Washington, Feb 12: People who are optimistic may contribute to the health of their partners, staving off the risk factors leading to Alzheimer's disease, dementia and cognitive decline as they grow old together, according to a study.
The research, published in the Journal of Personality, followed nearly 4,500 heterosexual couples from the US Health and Retirement Study for up to eight years.
The researchers found a potential link between being married to an optimistic person and preventing the onset of cognitive decline, due to a healthier environment at home.
"We spend a lot of time with our partners.They might encourage us to exercise, eat healthier or remind us to take our medicine," said William Chopik, an assistant professor at the Michigan State University in the US.
"When your partner is optimistic and healthy, it can translate to similar outcomes in your own life. You actually do experience a rosier future by living longer and staving off cognitive illnesses," Chopik said.

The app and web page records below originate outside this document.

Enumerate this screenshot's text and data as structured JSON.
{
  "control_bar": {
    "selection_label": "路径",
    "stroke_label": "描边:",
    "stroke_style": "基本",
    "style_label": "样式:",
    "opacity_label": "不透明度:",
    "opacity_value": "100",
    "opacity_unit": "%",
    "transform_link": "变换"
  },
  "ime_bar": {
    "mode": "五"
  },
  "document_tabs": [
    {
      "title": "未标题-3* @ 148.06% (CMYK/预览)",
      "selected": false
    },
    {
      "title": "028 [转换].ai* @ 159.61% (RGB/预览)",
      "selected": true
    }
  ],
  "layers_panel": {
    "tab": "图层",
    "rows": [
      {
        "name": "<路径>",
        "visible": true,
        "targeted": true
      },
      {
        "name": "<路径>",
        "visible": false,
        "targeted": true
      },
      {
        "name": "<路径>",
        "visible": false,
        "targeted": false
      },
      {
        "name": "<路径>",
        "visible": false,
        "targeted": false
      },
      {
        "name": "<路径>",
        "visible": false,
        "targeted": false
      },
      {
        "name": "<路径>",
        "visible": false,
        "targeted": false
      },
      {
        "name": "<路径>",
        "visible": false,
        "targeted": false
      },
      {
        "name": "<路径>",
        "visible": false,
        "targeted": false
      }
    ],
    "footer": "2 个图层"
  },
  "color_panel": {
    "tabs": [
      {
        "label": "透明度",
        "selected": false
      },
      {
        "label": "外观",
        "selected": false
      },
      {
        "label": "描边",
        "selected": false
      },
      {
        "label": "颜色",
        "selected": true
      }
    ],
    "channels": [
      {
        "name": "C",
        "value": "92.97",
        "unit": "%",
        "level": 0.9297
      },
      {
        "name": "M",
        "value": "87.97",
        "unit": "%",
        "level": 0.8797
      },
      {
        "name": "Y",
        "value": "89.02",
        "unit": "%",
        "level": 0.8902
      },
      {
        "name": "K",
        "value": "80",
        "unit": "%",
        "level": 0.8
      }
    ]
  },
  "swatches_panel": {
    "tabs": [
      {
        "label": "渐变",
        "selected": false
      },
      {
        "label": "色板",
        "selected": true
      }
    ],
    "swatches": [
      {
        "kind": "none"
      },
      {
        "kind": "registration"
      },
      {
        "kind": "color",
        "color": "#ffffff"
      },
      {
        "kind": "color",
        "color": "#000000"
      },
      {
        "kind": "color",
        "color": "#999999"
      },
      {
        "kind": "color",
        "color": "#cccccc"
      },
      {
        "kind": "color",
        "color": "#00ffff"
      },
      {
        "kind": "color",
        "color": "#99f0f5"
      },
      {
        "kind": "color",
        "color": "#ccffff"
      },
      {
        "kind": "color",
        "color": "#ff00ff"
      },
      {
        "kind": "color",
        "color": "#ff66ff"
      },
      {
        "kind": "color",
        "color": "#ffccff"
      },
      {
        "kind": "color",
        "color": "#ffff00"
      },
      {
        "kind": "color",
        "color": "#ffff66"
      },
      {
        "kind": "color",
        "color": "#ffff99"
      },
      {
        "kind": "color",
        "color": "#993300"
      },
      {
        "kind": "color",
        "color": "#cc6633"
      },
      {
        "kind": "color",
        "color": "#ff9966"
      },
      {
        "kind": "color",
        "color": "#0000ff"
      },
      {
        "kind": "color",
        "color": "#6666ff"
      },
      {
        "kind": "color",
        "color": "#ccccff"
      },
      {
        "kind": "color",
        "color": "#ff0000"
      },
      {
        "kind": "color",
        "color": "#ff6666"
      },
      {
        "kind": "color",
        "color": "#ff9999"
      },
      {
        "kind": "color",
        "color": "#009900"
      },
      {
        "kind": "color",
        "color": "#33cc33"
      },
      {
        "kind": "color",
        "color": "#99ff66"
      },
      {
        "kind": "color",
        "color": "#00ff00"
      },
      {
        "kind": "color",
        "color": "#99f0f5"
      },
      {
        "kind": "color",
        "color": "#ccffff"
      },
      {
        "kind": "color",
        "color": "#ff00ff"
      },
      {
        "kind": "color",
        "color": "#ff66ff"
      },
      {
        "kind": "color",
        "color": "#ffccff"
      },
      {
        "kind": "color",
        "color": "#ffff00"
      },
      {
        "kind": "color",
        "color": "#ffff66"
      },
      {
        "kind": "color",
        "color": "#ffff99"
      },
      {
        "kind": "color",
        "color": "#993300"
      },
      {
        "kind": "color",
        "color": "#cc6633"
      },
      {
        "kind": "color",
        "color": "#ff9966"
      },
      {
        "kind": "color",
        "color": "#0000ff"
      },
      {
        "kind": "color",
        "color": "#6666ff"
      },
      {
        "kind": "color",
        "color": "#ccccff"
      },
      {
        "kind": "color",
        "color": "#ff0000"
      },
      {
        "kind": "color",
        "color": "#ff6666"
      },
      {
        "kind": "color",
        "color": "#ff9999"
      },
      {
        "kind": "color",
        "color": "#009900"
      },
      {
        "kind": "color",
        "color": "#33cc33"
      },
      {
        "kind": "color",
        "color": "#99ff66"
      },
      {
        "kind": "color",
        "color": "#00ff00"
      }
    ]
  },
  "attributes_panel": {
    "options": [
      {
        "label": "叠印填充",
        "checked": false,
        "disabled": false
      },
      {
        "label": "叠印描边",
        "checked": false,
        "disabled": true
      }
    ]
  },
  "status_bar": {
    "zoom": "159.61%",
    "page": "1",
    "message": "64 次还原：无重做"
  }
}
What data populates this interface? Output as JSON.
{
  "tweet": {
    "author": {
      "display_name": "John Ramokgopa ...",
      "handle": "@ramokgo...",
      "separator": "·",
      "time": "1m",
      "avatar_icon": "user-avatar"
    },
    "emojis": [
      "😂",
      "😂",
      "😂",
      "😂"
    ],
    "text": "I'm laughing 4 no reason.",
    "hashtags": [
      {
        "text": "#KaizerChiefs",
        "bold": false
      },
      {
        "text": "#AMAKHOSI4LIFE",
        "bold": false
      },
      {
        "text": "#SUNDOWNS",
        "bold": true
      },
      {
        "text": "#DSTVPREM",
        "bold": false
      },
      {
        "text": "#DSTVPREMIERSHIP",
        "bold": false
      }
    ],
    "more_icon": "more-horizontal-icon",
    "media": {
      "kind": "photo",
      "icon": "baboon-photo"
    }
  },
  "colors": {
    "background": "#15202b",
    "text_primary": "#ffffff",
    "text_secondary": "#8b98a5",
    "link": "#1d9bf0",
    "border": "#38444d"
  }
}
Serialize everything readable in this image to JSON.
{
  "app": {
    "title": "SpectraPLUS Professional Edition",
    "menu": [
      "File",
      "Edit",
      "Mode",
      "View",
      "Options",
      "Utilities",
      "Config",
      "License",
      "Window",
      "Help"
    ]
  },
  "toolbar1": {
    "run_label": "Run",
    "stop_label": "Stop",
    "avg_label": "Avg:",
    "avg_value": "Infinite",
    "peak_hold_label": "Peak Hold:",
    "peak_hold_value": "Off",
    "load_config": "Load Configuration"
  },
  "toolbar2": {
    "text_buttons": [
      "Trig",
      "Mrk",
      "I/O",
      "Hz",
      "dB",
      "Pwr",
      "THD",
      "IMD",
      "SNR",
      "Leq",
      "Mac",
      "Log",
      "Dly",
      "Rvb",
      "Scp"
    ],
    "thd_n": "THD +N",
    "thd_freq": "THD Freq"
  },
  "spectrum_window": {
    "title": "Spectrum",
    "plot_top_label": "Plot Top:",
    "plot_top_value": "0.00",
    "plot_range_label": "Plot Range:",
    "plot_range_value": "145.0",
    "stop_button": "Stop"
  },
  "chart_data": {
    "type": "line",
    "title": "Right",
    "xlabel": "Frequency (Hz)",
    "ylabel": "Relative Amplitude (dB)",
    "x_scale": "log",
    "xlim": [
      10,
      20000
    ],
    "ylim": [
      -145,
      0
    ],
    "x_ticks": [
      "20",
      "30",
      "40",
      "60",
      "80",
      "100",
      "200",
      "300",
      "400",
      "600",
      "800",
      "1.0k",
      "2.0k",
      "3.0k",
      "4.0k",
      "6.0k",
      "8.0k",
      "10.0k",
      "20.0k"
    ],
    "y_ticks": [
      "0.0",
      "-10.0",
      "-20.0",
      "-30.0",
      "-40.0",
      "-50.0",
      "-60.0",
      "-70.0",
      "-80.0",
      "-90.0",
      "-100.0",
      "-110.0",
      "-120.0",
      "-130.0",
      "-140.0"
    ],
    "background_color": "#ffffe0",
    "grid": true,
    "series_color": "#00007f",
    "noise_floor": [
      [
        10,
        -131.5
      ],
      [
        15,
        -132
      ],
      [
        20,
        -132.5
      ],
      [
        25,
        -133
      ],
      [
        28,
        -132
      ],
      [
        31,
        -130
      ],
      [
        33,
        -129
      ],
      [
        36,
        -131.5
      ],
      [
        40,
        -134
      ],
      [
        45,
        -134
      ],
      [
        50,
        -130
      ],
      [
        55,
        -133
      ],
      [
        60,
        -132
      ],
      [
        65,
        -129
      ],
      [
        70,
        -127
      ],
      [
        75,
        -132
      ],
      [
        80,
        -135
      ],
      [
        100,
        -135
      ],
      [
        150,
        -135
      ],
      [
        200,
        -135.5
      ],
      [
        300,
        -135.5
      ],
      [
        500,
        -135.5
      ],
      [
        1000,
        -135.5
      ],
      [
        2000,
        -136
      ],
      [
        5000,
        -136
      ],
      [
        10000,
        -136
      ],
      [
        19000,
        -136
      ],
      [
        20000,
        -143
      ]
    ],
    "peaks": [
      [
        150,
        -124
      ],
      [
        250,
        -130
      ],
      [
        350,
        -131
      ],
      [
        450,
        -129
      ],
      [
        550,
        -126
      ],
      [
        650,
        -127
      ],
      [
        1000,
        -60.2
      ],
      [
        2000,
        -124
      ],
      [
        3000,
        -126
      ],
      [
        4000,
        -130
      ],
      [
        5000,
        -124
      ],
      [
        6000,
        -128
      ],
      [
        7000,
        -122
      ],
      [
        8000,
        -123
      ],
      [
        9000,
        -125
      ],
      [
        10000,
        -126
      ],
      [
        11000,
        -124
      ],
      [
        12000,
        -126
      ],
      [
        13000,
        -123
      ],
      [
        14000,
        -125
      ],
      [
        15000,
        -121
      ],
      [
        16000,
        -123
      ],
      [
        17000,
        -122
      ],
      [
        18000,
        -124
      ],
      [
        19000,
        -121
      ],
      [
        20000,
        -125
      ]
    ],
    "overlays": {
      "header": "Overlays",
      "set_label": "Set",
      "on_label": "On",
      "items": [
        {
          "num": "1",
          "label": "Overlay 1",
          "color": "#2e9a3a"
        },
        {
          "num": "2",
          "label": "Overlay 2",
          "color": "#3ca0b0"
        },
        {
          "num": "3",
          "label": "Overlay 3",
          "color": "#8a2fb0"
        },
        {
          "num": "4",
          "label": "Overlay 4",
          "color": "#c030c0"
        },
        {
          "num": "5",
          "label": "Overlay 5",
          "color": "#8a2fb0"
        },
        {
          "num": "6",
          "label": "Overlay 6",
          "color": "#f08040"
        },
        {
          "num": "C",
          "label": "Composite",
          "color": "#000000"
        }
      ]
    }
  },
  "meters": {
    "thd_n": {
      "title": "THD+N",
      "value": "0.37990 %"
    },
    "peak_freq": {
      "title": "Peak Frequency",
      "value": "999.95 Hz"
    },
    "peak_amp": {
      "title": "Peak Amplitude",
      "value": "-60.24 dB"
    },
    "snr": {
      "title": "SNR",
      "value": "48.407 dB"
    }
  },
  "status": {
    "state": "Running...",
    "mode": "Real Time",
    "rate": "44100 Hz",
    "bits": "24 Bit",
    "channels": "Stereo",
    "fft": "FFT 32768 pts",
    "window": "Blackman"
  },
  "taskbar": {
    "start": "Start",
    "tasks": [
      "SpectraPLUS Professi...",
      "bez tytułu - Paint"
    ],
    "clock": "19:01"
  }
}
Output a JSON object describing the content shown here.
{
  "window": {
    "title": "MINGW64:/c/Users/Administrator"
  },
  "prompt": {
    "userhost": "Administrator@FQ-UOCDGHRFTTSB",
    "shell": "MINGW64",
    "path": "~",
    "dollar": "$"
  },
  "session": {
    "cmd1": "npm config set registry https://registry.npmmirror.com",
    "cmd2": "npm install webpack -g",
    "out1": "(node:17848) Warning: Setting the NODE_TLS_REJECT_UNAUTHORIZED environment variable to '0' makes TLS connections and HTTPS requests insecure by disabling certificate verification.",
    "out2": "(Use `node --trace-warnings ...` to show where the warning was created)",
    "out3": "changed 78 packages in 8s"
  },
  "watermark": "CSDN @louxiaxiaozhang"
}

An optimistic partner may encourage eating healthy foods, or working out together to develop healthier lifestyles, the researchers said.
For example, if a person quits smoking or starts exercising, their partner is close to following suit, they said.
"We found that when you look at the risk factors for what predicts things like Alzheimer's disease or dementia, a lot of them are things like living a healthy lifestyle," Chopik said.
"Maintaining a healthy weight and physical activity are large predictors.There are some physiological markers as well. It looks like people who are married to optimists tend to score better on all of those metrics," he said.
The researchers said there is a sense where optimists lead by example, and their partners follow their lead.
They also suggest that when couples recall shared experiences together, richer details from the memories emerge.
Chopik noted while there is a heritable component to optimism, there is some evidence to suggest that it's a trainable quality.
"There are studies that show people have the power to change their personalities, as long as they engage in things that make them change," Chopik said.
"Part of it is wanting to change. There are also intervention programs that suggest you can build up optimism," he added.
Happy partner could mean a healthier life: Study